Federal Law. Federal drug trafficking penalties consider the type and amount of the drug involved, the offender’s drug violation history, and other factors. The US Drug Enforcement Administration (DEA) maintains a list of penalties for federal trafficking offenses. Generally, for each drug, there is a threshold amount that brings the offender under the mandatory minimum sentencing structure. When death or serious bodily injury results from use of the drugs, first time offenders are subject to a sentence of 20 years to life, and repeat offenders are subject to a mandatory life sentence. A first offense of distributing to persons under age 21 may be punishable by twice the maximum sentence, and three times for second offenses. If the trafficking is on premises in which a person under age 18 is present or resides, an additional penalty up to 20 years imprisonment may be imposed. Persons convicted of trafficking within 1,000 feet of a school or college face penalties twice as high as the maximum penalties, with a mandatory one-year prison sentence for first offenses, and three times as high for second offenses.

A federal drug conviction may result in the loss of federal benefits, including school loans, grants, scholarships, contracts, and professional and commercial licenses for up to one year for a first offense and up to five years for subsequent offenses. Federal drug trafficking convictions may result in denial of federal benefits for up to five years for a first conviction; possession convictions may result in denial of federal benefits for up to one year for a first conviction and up to five years for subsequent convictions. In addition, for crimes punishable by more than one year in prison, the person convicted will forfeit personal or real property related to the violation, including houses, cars, and other personal belongings, or vehicles, boats or other conveyance used to transport or conceal controlled substances Finally, persons convicted are ineligible to receive or purchase a firearm.

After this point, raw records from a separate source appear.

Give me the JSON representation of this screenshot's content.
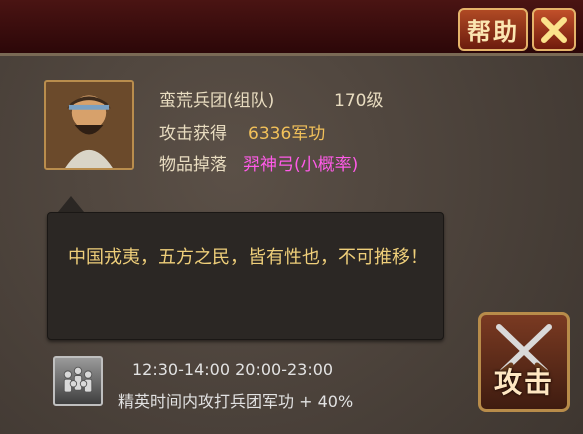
{
  "header": {
    "help_label": "帮助",
    "close_icon": "close-x-icon"
  },
  "boss": {
    "name": "蛮荒兵团(组队)",
    "level": "170级",
    "reward_label": "攻击获得",
    "reward_value": "6336军功",
    "drop_label": "物品掉落",
    "drop_item": "羿神弓",
    "drop_note": "(小概率)"
  },
  "quote": "中国戎夷，五方之民，皆有性也，不可推移！",
  "elite": {
    "times": "12:30-14:00  20:00-23:00",
    "bonus": "精英时间内攻打兵团军功 + 40%"
  },
  "attack_button": {
    "label": "攻击"
  },
  "colors": {
    "accent": "#f2c15a",
    "item": "#ff5be8"
  }
}
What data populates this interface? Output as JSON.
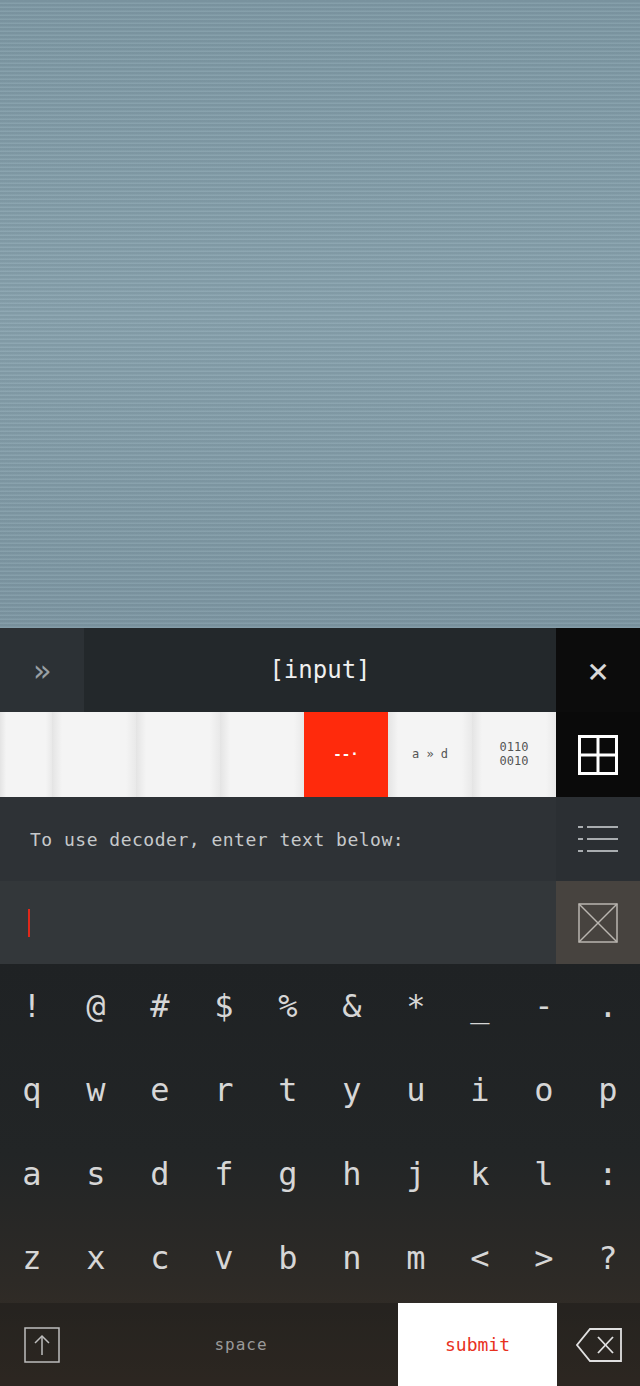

State Law. Crimes involving controlled substances are felonies punishable by substantial prison terms and/or fines, with enhanced penalties if controlled substances are sold to persons under 18 years of age or within a three-mile radius of campus boundaries of a college or school. Possession of marijuana for personal use is a misdemeanor for the first offense but elevated to a felony for a second offense. Possessing drug paraphernalia is a misdemeanor but elevated to a more serious felony if sold to a person under 18 years of age. The Department of Public Safety will suspend a driver’s license for minimum of six months for persons convicted of a drug offense.

The possession of prescription drugs other than controlled substances in an unlabeled container or prescribed to one other than the person in possession is a misdemeanor under Alabama law.

Special Statement on Marijuana. The use of marijuana is legal in some states under state law but remains illegal under federal law. Any employee who while on or traveling on university business, including educational seminars, presentations, or the like, uses or consumes marijuana or any product or substance derived therefrom shall be deemed to have violated university policy the same extent had such conduct occurred in Alabama.